(Data extracted from a collection)

# # # #

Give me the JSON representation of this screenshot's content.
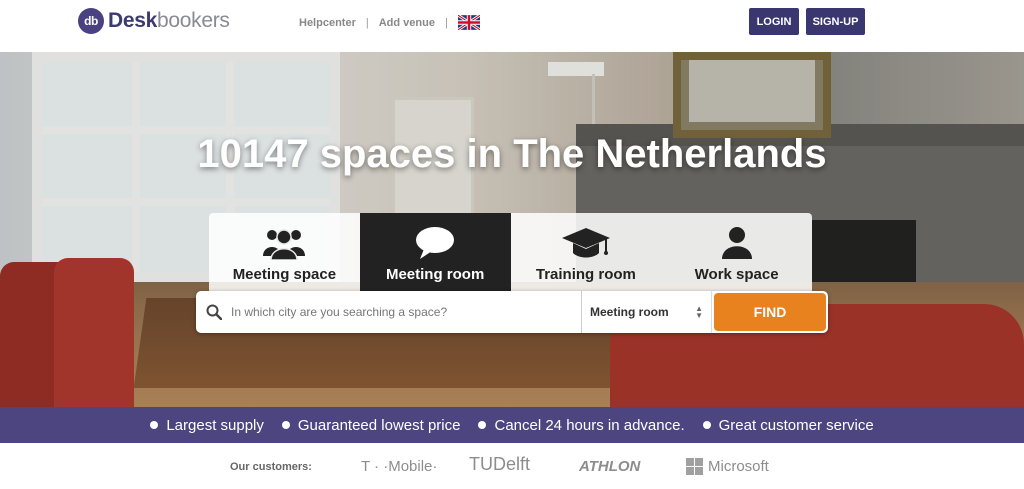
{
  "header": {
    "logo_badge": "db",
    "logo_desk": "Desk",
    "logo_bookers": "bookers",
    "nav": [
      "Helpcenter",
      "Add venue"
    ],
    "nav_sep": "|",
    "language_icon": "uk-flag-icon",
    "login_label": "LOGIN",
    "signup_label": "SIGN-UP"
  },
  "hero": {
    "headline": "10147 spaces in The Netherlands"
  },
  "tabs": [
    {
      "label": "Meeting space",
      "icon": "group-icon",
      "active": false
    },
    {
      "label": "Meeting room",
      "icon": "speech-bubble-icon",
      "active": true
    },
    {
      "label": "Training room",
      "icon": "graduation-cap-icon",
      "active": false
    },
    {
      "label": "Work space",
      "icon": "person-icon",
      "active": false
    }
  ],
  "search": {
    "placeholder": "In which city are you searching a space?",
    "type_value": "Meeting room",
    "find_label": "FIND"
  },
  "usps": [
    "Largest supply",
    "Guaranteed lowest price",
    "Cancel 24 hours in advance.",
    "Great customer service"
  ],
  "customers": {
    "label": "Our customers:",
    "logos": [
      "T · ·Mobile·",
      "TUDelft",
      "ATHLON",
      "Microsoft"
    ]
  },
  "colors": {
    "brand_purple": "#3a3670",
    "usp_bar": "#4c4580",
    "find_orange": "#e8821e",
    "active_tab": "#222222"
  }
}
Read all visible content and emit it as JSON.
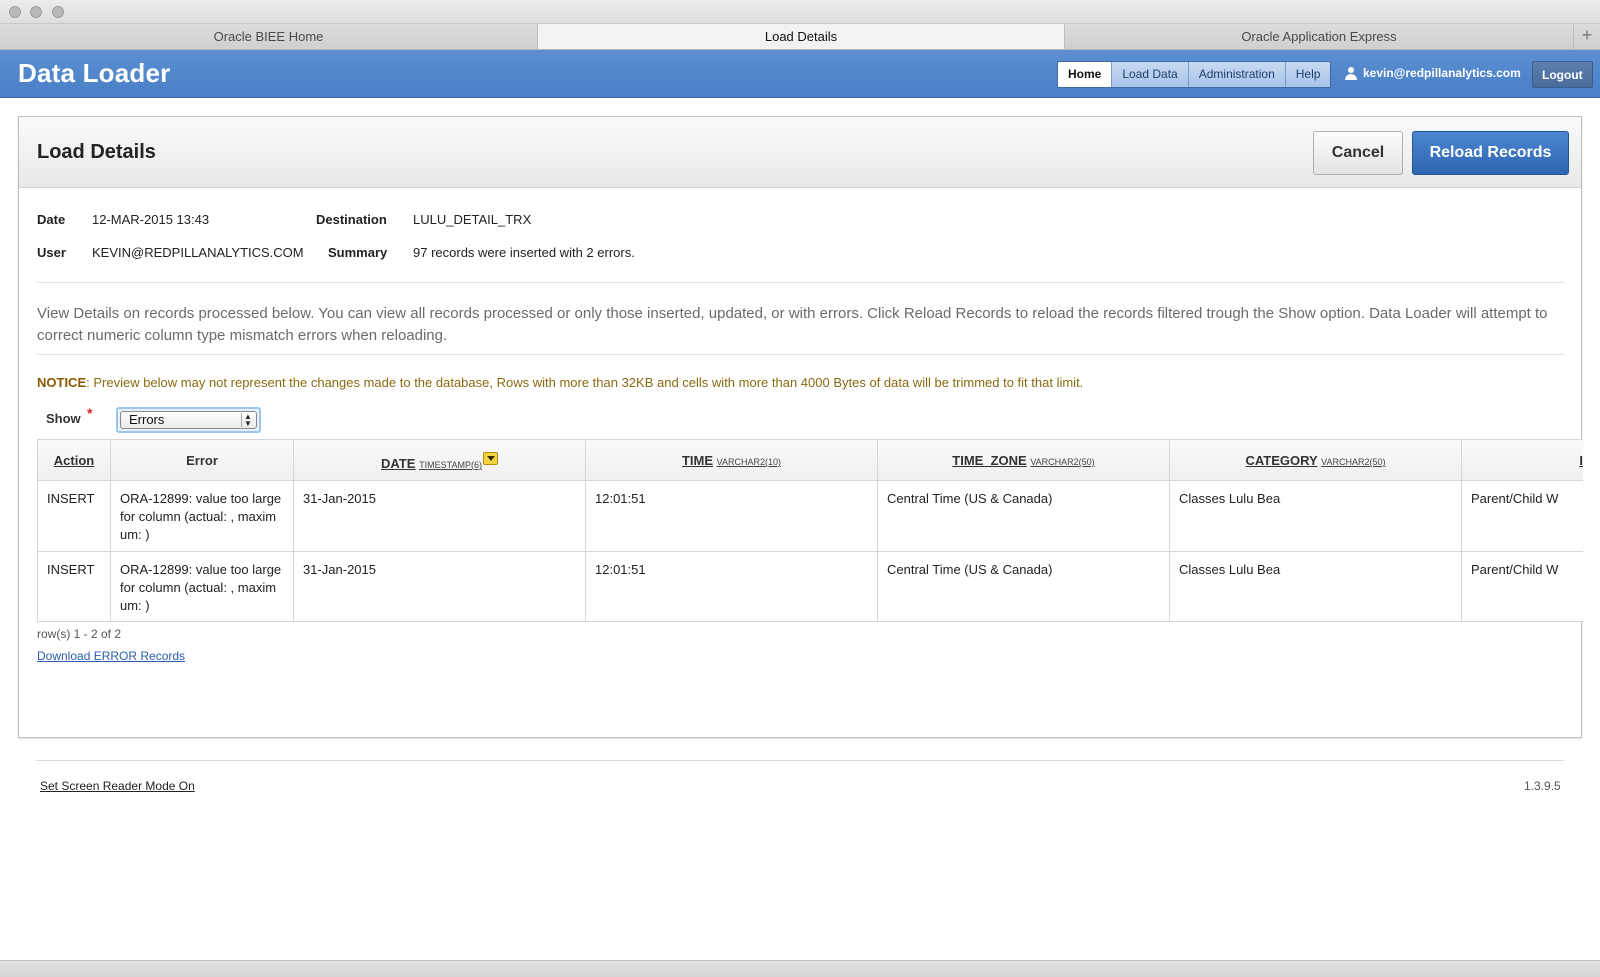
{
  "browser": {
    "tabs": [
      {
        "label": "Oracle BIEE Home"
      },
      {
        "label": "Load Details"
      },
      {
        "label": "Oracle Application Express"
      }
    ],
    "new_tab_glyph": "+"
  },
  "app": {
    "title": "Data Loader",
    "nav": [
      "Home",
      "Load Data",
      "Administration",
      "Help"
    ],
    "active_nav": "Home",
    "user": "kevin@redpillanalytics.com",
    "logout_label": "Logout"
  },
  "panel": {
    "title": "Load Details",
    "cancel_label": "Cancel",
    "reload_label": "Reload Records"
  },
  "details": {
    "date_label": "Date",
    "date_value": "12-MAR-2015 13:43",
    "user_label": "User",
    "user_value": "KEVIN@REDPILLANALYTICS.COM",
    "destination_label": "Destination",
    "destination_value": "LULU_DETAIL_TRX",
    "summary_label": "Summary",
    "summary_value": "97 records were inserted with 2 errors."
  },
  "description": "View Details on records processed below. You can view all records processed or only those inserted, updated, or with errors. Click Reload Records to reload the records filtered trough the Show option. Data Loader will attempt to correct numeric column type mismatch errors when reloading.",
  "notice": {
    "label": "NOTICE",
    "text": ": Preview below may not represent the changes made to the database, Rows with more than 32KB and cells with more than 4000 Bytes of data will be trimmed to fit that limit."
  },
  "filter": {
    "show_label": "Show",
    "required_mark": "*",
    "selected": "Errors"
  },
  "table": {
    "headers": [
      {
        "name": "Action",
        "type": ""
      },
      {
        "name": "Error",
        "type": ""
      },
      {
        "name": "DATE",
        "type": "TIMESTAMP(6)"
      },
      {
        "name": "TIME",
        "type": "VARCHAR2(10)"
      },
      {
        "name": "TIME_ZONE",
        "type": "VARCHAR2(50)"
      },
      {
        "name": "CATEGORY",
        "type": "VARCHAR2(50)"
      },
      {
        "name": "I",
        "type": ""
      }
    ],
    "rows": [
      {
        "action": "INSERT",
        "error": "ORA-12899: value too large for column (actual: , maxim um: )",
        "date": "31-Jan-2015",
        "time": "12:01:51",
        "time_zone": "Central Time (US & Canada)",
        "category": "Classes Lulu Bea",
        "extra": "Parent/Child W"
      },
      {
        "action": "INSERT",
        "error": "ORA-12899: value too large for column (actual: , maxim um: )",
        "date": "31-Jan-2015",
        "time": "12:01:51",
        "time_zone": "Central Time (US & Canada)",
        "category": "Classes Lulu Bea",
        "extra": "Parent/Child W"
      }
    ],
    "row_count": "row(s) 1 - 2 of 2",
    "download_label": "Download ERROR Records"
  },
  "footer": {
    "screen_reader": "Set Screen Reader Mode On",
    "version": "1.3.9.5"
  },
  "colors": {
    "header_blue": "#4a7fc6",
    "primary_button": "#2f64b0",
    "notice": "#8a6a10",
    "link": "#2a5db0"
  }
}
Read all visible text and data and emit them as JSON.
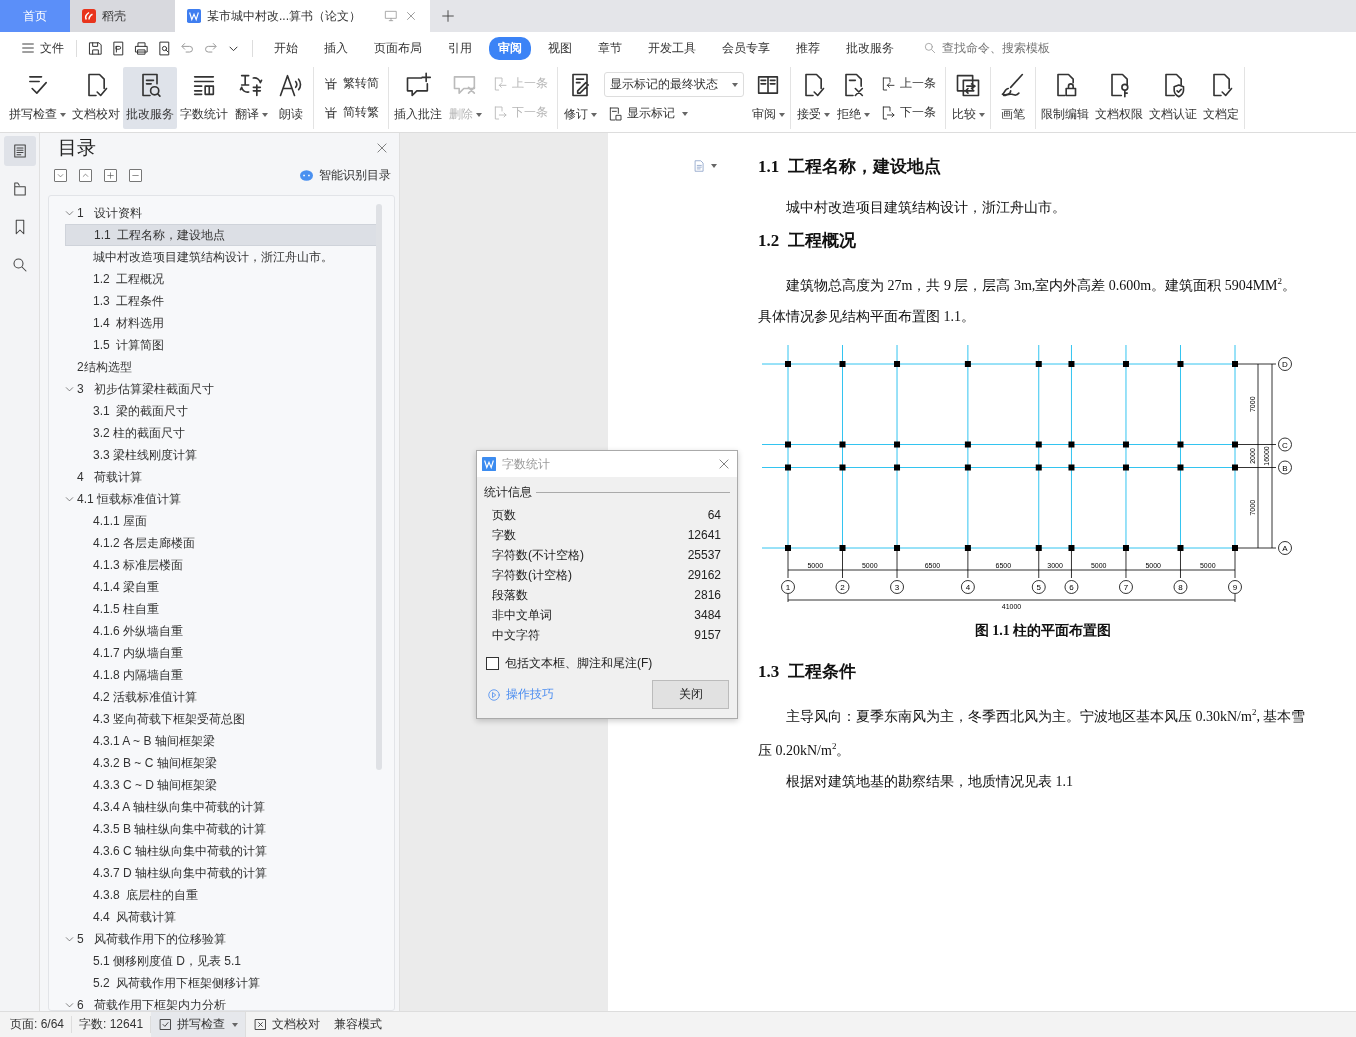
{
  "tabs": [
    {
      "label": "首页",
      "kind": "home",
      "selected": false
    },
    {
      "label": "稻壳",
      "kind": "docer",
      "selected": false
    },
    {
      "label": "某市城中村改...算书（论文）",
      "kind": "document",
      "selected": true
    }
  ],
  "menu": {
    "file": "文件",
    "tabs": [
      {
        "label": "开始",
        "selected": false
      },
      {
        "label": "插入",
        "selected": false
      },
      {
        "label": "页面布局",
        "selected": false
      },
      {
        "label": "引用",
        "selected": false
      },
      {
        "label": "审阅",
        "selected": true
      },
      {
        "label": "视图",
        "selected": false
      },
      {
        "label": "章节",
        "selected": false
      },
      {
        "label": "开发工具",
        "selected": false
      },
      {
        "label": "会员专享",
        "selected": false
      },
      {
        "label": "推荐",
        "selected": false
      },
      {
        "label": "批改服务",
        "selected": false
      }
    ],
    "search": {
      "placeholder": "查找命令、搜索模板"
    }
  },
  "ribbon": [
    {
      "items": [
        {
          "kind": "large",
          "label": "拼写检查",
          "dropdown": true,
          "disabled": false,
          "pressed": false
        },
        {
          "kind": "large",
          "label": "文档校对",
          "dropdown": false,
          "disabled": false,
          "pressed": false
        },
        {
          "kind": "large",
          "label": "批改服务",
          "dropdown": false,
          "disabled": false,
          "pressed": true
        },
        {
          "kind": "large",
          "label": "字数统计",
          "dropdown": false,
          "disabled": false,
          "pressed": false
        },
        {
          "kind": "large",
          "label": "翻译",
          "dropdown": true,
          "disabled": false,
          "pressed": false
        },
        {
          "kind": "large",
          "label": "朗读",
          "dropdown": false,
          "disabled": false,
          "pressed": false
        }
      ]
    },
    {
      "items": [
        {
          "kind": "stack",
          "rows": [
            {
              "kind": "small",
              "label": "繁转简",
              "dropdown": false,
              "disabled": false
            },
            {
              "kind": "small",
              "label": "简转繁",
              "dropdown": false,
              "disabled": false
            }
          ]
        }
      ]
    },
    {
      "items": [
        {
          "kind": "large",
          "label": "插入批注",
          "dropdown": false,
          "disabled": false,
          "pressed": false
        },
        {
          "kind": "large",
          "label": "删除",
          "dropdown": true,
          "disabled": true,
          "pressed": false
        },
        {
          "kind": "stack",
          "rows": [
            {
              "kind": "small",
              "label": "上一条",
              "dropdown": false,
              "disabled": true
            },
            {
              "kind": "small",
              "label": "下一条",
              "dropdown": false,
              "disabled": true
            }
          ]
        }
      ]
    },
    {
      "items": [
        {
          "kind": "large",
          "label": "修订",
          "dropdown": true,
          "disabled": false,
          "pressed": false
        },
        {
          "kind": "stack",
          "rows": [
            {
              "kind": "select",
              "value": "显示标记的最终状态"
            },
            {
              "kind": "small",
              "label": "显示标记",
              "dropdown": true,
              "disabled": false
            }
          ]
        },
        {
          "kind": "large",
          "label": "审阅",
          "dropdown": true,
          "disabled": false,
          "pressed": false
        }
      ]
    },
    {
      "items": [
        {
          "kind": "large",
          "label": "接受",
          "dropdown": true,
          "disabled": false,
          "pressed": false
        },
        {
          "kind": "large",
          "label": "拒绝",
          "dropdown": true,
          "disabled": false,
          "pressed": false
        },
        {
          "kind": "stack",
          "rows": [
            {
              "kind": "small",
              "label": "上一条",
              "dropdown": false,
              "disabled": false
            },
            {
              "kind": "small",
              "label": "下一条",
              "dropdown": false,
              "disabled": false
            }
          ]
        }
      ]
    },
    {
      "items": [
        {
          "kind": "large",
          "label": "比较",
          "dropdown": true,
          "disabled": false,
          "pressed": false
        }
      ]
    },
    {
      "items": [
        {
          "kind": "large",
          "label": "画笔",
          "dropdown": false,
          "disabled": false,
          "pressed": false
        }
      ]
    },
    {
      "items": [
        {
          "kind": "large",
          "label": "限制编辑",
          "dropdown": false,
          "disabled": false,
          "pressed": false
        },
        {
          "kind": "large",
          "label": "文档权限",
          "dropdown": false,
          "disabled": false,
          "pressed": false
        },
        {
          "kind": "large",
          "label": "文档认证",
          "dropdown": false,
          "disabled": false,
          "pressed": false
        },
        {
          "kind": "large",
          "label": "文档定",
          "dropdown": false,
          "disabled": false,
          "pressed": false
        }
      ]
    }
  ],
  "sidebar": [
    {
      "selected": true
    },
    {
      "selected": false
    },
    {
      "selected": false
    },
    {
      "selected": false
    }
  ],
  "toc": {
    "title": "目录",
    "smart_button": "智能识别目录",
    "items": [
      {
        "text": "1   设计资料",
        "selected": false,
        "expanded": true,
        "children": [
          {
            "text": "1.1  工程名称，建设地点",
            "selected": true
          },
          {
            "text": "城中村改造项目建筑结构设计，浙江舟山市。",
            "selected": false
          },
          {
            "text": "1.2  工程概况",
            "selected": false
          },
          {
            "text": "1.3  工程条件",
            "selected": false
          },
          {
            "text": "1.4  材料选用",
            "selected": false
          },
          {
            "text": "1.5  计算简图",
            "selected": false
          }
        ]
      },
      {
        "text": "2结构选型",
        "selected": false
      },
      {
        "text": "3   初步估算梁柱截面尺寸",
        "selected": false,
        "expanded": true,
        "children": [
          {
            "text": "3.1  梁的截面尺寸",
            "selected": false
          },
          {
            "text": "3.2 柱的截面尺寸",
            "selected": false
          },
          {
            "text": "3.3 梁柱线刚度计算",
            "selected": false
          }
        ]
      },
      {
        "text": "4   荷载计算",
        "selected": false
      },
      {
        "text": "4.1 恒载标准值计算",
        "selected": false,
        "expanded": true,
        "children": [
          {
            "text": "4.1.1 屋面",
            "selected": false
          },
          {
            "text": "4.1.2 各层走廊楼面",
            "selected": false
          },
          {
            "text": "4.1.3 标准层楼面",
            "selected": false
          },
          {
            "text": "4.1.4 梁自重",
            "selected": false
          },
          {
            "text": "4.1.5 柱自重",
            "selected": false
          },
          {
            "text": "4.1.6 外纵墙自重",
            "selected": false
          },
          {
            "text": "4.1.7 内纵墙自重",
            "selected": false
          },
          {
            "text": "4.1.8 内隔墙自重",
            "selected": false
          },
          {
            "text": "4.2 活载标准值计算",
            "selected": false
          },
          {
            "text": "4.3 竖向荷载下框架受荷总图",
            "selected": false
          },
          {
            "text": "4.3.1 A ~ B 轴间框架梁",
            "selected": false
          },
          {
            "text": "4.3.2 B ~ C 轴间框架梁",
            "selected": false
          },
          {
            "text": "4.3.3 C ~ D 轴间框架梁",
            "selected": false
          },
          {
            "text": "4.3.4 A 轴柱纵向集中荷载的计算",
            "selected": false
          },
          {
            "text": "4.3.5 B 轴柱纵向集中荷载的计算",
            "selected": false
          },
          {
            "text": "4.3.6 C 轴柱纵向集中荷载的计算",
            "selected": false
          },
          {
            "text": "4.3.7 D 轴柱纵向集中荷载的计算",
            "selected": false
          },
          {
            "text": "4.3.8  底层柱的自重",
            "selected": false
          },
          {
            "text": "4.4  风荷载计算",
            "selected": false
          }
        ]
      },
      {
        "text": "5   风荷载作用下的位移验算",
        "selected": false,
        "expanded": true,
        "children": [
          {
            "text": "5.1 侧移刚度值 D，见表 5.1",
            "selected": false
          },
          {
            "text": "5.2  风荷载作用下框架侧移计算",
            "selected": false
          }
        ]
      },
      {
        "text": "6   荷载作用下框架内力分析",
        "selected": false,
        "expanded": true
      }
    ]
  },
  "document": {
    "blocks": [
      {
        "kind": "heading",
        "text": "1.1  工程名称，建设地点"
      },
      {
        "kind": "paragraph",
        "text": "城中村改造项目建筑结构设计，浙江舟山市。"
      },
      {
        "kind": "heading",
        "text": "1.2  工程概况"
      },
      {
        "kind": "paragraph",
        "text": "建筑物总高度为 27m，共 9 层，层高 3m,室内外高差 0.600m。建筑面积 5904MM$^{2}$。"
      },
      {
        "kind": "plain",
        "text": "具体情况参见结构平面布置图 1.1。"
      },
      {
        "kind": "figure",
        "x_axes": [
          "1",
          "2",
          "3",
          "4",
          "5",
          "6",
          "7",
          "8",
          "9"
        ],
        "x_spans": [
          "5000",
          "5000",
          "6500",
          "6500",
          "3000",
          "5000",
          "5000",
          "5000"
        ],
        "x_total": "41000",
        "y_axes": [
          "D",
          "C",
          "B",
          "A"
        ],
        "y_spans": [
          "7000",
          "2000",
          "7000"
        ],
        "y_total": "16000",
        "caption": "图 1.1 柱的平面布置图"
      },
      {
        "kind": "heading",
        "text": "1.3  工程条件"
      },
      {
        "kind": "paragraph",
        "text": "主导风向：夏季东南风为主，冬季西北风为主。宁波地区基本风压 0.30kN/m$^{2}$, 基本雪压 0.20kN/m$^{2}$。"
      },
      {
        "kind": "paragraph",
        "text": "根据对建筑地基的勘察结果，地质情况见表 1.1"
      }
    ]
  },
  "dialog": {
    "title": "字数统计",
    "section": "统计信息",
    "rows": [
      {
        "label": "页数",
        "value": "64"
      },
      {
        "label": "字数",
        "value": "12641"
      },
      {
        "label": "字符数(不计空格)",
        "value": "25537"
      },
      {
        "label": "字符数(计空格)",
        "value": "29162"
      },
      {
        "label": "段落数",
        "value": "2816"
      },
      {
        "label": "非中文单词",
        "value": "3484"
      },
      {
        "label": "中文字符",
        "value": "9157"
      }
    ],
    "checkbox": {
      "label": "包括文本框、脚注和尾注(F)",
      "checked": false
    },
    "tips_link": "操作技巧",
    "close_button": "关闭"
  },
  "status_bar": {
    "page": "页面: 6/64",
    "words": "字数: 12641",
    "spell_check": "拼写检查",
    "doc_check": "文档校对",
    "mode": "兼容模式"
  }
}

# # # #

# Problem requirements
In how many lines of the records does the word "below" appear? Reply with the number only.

# Solution
2